I recently received a vintage display box used by IBM to illustrate the progress of computer technology. This display case, created by IBM Germany1 in 1986 included technologies ranging from vacuum tubes and magnetic core memory to IBM’s latest (at the time) memory chips and processor modules. In this blog post, I describe… Read More
A recent Twitter thread about a counterfeit analog multiplier chip attracted my attention since I’m interested in both counterfeit integrated circuits and how analog computers multiply. In the thread, John McMaster decapped a suspicious AD633 analog multiplier chip and found an entirely different Rockwell RC4200… Read More
A Field-Programmable Gate Array (FPGA) can implement arbitrary digital logic, anything from a microprocessor to a video generator or crypto miner. An FPGA consists of many logic blocks, each typically consisting of a flip flop and a logic function, along with a routing network that connects the logic blocks. What makes an FPGA… Read More
The Nanoprocessor is a mostly-forgotten processor developed by Hewlett-Packard in 19741 as a microcontroller2 for their products. Strangely, this processor couldn’t even add or subtract,3 probably why it was called a nanoprocessor and not a microprocessor. Despite this limitation, the Nanoprocessor powered numerous… Read More
Intel introduced the 8086 processor in 1978, leading to the x86 architecture in use today. I’m currently reverse-engineering the circuitry of the 8086 so I’ve been purchasing vintage 8086 chips off eBay. One chip I received is shown below. From the outside, it looks like a typical Intel 8086.
The revolutionary Intel 8086 microprocessor was introduced 42 years ago this month so I’ve been studying its die.1 I came across two 8086 dies with different sizes, which reveal details of how a die shrink works. The concept of a die shrink is that as technology improved, a manufacturer could shrink the silicon die, reducing… Read More
The Intel 8086 microprocessor was introduced 42 years ago last month,1 so I made some high-res die photos of the chip to celebrate.

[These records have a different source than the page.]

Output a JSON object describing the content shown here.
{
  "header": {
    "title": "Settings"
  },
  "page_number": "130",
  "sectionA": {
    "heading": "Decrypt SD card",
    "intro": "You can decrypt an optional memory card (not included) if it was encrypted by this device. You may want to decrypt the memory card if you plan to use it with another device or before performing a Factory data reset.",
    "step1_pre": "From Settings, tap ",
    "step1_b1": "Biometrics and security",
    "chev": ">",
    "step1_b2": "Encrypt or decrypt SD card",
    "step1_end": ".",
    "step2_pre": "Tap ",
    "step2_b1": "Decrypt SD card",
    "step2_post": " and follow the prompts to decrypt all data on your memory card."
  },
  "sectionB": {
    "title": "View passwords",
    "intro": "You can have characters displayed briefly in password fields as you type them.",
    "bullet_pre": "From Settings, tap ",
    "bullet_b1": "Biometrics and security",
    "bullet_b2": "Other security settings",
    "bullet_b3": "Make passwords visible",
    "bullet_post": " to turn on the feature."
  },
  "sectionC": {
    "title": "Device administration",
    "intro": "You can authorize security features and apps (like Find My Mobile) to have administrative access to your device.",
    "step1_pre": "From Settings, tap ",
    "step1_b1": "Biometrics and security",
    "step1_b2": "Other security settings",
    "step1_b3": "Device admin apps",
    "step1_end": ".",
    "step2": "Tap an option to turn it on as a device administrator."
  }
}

The 8086 is one of the most influential chips ever created; it started the x86 architecture that still dominates desktop and server computing today. By looking at the chip’s silicon, we can see… Read More